Joshua Ritz, RN, has had a long, productive career at McLean, so it’s fitting he would be the first person to attain the Professional Nursing Advancement Program’s (PNAP) highest designation—tier four.
PNAP is a professional development program that rewards nurses for education and certification, clinical skills, research, and leadership—among other accomplishments. Ritz, a 17-year veteran of McLean, was recognized at the 2022 Nursing Day Conference on May 6, along with:
- Cheryl Cosgrove Quercio, BSN, RN, Clinical Evaluation Center (Tier 3)
- Genevieve Dougherty, BSN, Short Term Unit (Tier 1)
- Keara Sullivan, RN, Electroconvulsive Therapy Service (Tier 1)
Ritz’s primary role at the hospital has been as a member of the resource team and he also teaches cardiopulmonary resuscitation (CPR) and modified advanced life support (MALS). He is earning his psychiatric mental health nurse practitioner degree from Regis College, with clinical placements in McLean’s Clinical Evaluation Center and the Psychiatric Neurotherapeutics Program.
Ritz said one of his proudest accomplishments was being part of a successful effort to expand the scope of practice of McLean nurses to allow them to place IVs in patients undergoing electroconvulsive therapy (ECT). Previously, only anesthesiologists or nurse anesthetists were allowed to carry out this part of the pre-treatment process, which would sometimes slow down the entire unit’s workflow, he said.
Eventually, Ritz began to train nursing staff in IV insertion and described the first time he had a trainee practice on him.
“I walked out that day a little bruised, but with the knowledge that I had made a difference that would improve patient care and streamline the entire ECT process, all while increasing the competency and capability of McLean’s nurses,” he said.
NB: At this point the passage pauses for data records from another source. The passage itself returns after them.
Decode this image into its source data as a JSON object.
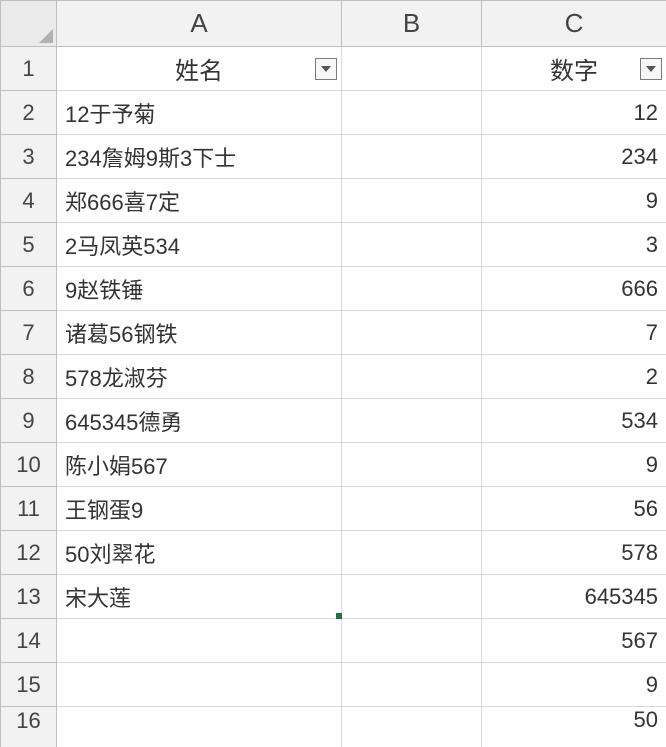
{
  "columns": {
    "A": "A",
    "B": "B",
    "C": "C"
  },
  "rownums": [
    "1",
    "2",
    "3",
    "4",
    "5",
    "6",
    "7",
    "8",
    "9",
    "10",
    "11",
    "12",
    "13",
    "14",
    "15",
    "16"
  ],
  "headers": {
    "colA": "姓名",
    "colC": "数字"
  },
  "colA_data": [
    "12于予菊",
    "234詹姆9斯3下士",
    "郑666喜7定",
    "2马凤英534",
    "9赵铁锤",
    "诸葛56钢铁",
    "578龙淑芬",
    "645345德勇",
    "陈小娟567",
    "王钢蛋9",
    "50刘翠花",
    "宋大莲"
  ],
  "colC_data": [
    "12",
    "234",
    "9",
    "3",
    "666",
    "7",
    "2",
    "534",
    "9",
    "56",
    "578",
    "645345",
    "567",
    "9",
    "50"
  ]
}
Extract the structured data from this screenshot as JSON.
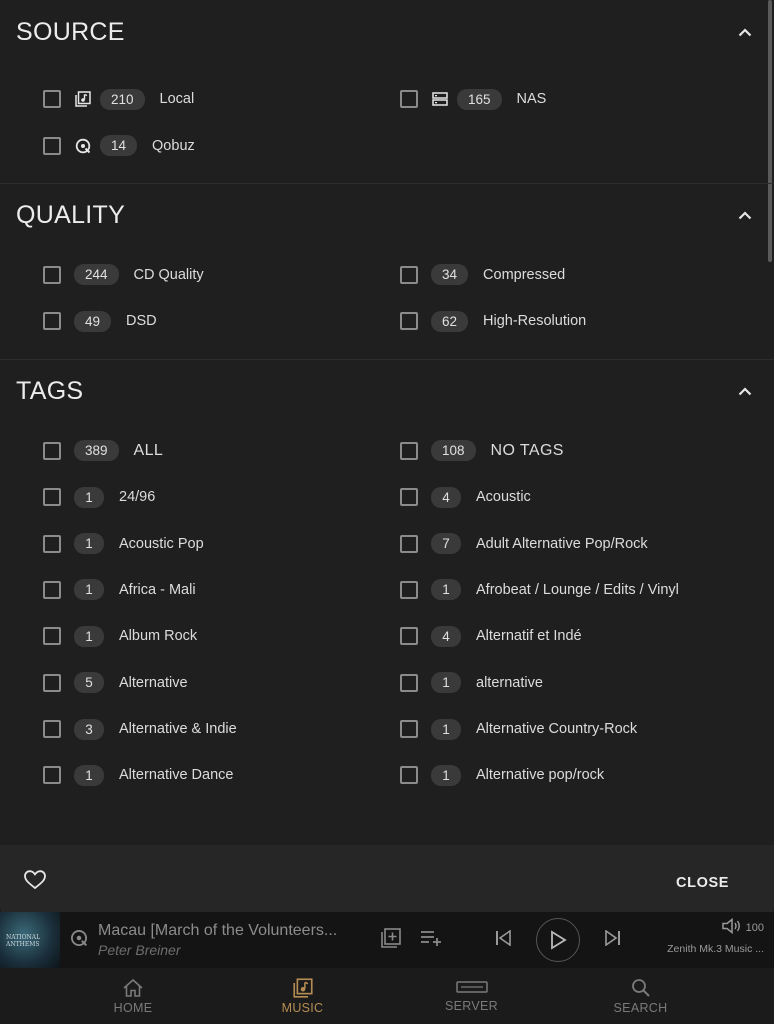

How did Ritz feel about reaching PNAP’s highest rung? “I was really happy that I got it,” he said. “The requirements are rigorous, but because of my varied and prolific career at the hospital, I could draw on all my experiences to create a successful application.”
Below are highlights of Ritz’s portfolio as well as the other three honorees.
One of Ritz’s three exemplars told the story of a patient he had seen in several care settings over the years. When the patient would stop taking his medications, he would be hospitalized at McLean. Ritz urged him to buy a pill organizer, which he did, but he continued to miss doses.
Ritz encountered him one last time at a residential program near campus where the patient was staying. He was heartened to learn that he was now employed at a local pharmacy. But one day he didn’t return by curfew and Ritz later learned that he had taken his life.
Ritz wrote about the hard lesson he learned from the tragedy.
“We may try as hard as we can, and feel a strong positive connection with our patients that may even be reciprocated, but that still may not be enough to sustain them. While this may discourage some people, it only serves to motivate me further. I am certain that the lessons I learned from him will forever help define my nursing practice.”
As he has advanced in his career, Ritz noted a significant shift in his professional priorities. “I now prioritize imparting knowledge onto others, uplifting my coworkers through education, enabling them to improve their own practice, and work towards the betterment of all the patients we treat,” he wrote.
In addition to teaching CPR and MALS, he has also trained new staff on all 11 of McLean’s inpatient programs, in the ECT and Transcranial Magnetic Stimulation Services, and in two residential programs.
“I try to leave each staff member having learned something new, whether it is how to quickly remove an IV, how to ask a patient about safety when they are reluctant to provide information, or how to file an incident report.”